Fred Durst Vows To Help Families Of Those Who Perished In Club Fire

Limp Bizkit frontman expresses sadness over Great White tragedy on band's Web site.

Having first-hand experience of concert tragedy, Fred Durst intends to aid the families of the victims of last week's Rhode Island club fire.

The Limp Bizkit frontman posted a note on his band's Web site Saturday, expressing horror and sadness at the disaster that took the lives of 97 people attending a Great White concert in West Warwick (see "Guitarist Ty Longley Among 97 Dead At Great White Fire"), while proposing to help those grieving over the loss of loved ones.

"I want to create some sort of benefit for the families of the ones who were lost," he wrote. "It feels right to get involved because I am a musician, I love music and I love going to concerts.

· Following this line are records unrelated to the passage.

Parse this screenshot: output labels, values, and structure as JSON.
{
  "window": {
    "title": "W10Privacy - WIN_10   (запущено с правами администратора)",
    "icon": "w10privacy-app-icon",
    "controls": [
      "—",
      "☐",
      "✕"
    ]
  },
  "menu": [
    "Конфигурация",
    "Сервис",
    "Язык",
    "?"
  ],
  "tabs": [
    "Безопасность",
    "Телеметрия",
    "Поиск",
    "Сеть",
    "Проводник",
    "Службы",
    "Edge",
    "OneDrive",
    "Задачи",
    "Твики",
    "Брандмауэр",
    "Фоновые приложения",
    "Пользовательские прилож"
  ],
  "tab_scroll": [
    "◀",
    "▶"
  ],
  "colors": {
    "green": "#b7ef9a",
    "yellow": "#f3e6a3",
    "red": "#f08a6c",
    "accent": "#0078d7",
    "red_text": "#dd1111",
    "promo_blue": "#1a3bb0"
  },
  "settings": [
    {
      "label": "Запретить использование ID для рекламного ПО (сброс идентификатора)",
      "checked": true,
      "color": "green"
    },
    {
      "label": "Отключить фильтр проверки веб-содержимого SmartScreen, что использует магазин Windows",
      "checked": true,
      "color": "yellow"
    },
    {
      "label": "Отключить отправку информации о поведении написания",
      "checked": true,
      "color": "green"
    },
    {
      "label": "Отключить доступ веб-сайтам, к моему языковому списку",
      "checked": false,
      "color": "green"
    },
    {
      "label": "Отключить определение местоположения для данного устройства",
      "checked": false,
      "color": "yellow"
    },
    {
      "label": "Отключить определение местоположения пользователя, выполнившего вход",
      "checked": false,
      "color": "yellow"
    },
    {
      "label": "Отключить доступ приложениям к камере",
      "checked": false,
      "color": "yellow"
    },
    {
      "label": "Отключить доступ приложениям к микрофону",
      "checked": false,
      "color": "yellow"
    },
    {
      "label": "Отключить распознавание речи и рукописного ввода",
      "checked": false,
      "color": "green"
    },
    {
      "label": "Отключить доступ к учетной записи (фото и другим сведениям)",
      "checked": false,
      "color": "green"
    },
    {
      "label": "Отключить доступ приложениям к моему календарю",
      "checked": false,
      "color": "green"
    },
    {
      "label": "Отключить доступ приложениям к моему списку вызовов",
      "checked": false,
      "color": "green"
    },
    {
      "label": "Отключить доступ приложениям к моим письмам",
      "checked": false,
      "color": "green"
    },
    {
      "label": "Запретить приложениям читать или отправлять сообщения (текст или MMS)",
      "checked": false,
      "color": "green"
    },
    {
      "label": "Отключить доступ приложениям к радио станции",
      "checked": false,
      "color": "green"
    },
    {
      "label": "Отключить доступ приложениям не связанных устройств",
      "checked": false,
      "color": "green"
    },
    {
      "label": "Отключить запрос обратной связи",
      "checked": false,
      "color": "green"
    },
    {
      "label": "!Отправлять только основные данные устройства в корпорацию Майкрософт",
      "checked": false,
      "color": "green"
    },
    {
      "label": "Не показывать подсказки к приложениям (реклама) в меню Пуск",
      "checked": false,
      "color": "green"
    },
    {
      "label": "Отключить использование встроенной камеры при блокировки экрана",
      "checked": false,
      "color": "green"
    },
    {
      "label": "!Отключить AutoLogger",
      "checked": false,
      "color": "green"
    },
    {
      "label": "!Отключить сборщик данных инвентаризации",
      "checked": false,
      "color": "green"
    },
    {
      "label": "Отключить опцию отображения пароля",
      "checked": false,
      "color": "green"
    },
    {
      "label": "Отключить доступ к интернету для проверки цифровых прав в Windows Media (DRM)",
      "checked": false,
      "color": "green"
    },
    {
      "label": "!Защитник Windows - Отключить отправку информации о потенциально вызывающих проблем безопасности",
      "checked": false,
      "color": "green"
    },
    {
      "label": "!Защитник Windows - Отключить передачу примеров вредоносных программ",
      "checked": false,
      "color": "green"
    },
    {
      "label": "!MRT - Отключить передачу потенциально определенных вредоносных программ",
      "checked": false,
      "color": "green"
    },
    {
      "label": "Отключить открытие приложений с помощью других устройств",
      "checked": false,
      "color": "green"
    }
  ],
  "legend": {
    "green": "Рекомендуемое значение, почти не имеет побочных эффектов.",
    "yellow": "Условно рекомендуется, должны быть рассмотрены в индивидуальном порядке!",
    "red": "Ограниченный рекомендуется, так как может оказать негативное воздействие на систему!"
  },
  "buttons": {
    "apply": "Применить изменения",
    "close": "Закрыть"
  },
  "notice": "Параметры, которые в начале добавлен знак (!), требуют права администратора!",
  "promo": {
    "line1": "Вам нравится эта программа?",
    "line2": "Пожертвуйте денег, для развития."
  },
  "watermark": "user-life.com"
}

That could have been any of us! Fortunately, it wasn't and we can come together to help not only [create] awareness to prevent anything like this again, but to help the people who are sincerely hurting from the loss."

The post includes the number of Durst's office at his Flawless record label and asks fans to call with ideas on how they can help.

Durst was hit especially hard by the news of this concert tragedy, given that his band was onstage when a crowd surge led to the death of a 15-year-old fan at the Sydney stop of Australia's Big Day Out festival in 2001. Although Limp Bizkit were exonerated from contributing to the frenzy (see "Organizers Blamed in Limp Bizkit Mosh-Pit Death"), Durst has stressed the importance of safety on numerous occasions.

"We once played in our hometown of Jacksonville, [Florida], in a club, with pyrotechnics, and pieces of the ceiling were falling off because of it," he recalled Friday at the MusiCares tribute dinner in honor of U2's Bono (see "Norah Jones, No Doubt To Salute Bono At Tribute Dinner"). "It was really scary, and it lets you know how important it is that a fire marshal comes in and checks everything out, the tour manager is in compliance with the club, and [that] they take their time to make sure everything is safe for everybody. ... Safety is so important. It's such a shame that people went innocently to get into some music and have a good night and were killed."

Specifics on Durst's plan for a benefit or charity of some type have yet to be worked out, though he is among the first in what is likely to be a long list of those in the music community to vow to help those affected by the awful tragedy.

"It is so important to make any concert a safe place for fans to be," he also wrote on Limp Bizkit's Web site. "I believe that it is our responsibility to provide you with the safest, most secure conditions when you come to our concerts, and I pray that every club, owner, tour promoter, venue security and band will learn from this horrible accident."

— Joe D'Angelo, with additional reporting by John Norris